**Assignment**
Take the listing below and write it out again exactly, skipping any picture that it holds.

**Source material**
-=-=-=-=-

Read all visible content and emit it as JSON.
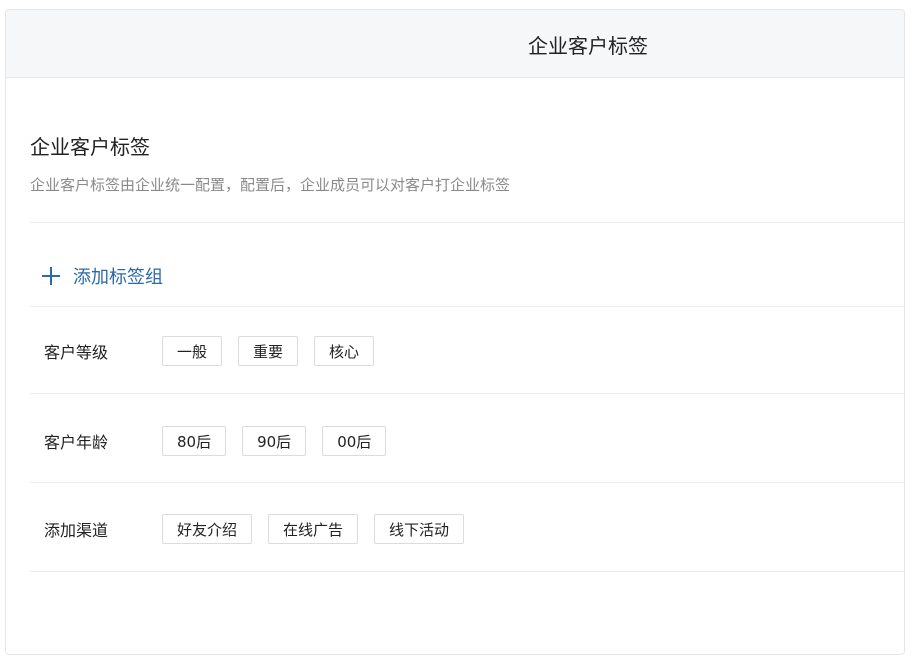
{
  "window": {
    "title": "企业客户标签"
  },
  "page": {
    "heading": "企业客户标签",
    "description": "企业客户标签由企业统一配置，配置后，企业成员可以对客户打企业标签",
    "add_group_label": "添加标签组"
  },
  "tag_groups": [
    {
      "name": "客户等级",
      "tags": [
        "一般",
        "重要",
        "核心"
      ]
    },
    {
      "name": "客户年龄",
      "tags": [
        "80后",
        "90后",
        "00后"
      ]
    },
    {
      "name": "添加渠道",
      "tags": [
        "好友介绍",
        "在线广告",
        "线下活动"
      ]
    }
  ],
  "colors": {
    "accent": "#2b6aa6",
    "titlebar_bg": "#f6f7f9",
    "description_text": "#8a8a8a",
    "border": "#dcdcdc"
  },
  "icons": {
    "add": "plus-icon"
  }
}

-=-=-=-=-

**Response below**
Read all visible content and emit it as JSON.
{
  "window": {
    "title": "企业客户标签"
  },
  "page": {
    "heading": "企业客户标签",
    "description": "企业客户标签由企业统一配置，配置后，企业成员可以对客户打企业标签",
    "add_group_label": "添加标签组"
  },
  "tag_groups": [
    {
      "name": "客户等级",
      "tags": [
        "一般",
        "重要",
        "核心"
      ]
    },
    {
      "name": "客户年龄",
      "tags": [
        "80后",
        "90后",
        "00后"
      ]
    },
    {
      "name": "添加渠道",
      "tags": [
        "好友介绍",
        "在线广告",
        "线下活动"
      ]
    }
  ],
  "colors": {
    "accent": "#2b6aa6",
    "titlebar_bg": "#f6f7f9",
    "description_text": "#8a8a8a",
    "border": "#dcdcdc"
  },
  "icons": {
    "add": "plus-icon"
  }
}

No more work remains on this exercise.